In granting Google’s third motion to dismiss, the Court previously found that the “Plaintiffs’ only alleged injury-in-fact was the depletion of battery and bandwidth resulting from systemic, repeated transmission of personal information from Android devices to third-party developers.” Id. at 2. However, in amending and re-pleading their claims for the fourth time, the Court found that “Plaintiffs managed something somewhat unusual: they pled themselves out of a case.” Id. Finding that injury-in-fact was no longer sufficiently alleged, particularly given that Plaintiffs failed to allege any actual disclosure to third parties from Plaintiffs’ own devices, the Northern California Court ruled that it would unfairly prejudice Google to let the Plaintiffs amend their complaint again, and ordered the dismissal without further leave to amend.
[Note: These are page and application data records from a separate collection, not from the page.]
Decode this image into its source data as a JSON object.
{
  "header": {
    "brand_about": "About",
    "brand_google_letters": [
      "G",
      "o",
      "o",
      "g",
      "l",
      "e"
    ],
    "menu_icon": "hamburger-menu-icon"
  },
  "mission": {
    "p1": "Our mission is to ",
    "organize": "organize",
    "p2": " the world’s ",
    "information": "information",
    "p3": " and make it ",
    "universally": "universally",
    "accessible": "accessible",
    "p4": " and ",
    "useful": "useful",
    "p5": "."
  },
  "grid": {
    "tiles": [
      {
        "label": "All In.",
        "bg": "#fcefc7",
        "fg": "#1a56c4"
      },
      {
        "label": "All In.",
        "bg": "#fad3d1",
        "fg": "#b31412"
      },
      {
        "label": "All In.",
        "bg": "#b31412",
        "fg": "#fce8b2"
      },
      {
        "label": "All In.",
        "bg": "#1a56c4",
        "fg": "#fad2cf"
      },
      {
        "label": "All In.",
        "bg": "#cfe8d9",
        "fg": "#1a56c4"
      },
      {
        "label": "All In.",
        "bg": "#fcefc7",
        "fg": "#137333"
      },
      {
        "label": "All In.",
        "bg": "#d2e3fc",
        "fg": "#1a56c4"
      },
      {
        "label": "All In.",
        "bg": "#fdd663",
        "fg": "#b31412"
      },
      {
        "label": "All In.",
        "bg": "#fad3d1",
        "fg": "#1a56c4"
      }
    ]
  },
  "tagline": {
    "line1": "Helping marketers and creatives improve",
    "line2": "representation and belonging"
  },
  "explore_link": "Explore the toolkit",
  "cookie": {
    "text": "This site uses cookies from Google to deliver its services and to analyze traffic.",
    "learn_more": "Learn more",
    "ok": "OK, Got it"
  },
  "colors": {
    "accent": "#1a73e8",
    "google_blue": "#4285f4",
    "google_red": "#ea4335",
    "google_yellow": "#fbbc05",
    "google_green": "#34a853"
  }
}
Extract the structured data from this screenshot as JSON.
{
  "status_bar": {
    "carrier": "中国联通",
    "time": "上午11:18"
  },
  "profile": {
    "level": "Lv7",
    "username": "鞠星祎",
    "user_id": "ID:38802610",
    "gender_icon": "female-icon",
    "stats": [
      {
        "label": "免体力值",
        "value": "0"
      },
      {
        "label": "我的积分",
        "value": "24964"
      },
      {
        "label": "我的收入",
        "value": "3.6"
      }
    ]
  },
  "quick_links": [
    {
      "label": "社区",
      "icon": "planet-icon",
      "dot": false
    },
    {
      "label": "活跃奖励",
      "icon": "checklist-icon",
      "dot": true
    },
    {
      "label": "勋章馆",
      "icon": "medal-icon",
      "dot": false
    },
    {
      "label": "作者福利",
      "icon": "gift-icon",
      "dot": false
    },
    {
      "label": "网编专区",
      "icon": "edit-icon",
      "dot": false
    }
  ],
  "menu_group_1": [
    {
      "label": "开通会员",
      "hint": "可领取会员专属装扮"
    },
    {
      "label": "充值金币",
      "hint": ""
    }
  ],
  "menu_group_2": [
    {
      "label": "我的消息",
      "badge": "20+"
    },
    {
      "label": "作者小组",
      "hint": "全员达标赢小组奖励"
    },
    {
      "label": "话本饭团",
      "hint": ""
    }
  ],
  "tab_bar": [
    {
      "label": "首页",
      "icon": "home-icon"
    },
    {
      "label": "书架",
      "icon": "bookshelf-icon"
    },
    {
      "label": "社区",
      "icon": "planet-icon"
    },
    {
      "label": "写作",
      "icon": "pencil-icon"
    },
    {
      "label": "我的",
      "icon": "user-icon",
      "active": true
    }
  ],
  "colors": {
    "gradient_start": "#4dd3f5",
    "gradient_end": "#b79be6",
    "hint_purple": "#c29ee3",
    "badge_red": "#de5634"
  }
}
The Court held that Plaintiffs failed to satisfy all three prongs needed to establish Article III standing, including (i) injury-in-fact that is concrete and actual or imminent and not hypothetical; (ii) injury that is fairly traceable to the action of the defendant being challenged; and (iii) likelihood that the injury will be redressed by a favorable decision. Id. at 8. First, the Court found no evidence of any injury-in-fact because there was no longer any allegation that the battery-and-bandwidth-using transmissions containing personal information ever occurred from Plaintiffs’ phones or ever went to a third party. The Court noted that, “Plaintiffs do not allege economic injury from any dissemination – or any dissemination at all – or any injury in the form of loss of the Plaintiffs’ ability to sell their own information or its market value.” Id. at 11 (footnotes omitted). Second, the Court found no nexus between Plaintiffs’ claim of battery and bandwidth depletion and any action by Google. Specifically, the Court noted that there was no allegation of any personal information being transmitted when a user purchased an app from Google Play. “Put another way, the loss of battery life or use of bandwidth is not ‘fairly traceable to the challenged action’ as the downloading of the app occurs before any record of the transaction or making available of information for look-up.” Id. at 13. Third, the Court held that any injury is not redressable by a favorable decision. Said differently, the Court found that, “[e]ven if tomorrow this court ordered Google to cease making any transaction data available whatsoever to the developers from whom users purchase apps, it would not change the battery and bandwidth use of the purchase process at all.” Id. at 13 (footnote omitted).
In sum, the decision makes no new law but rather continues the trend of courts dismissing cases because the “mere risk of future disclosure is not an Article III injury-in-fact.” Id. at 9.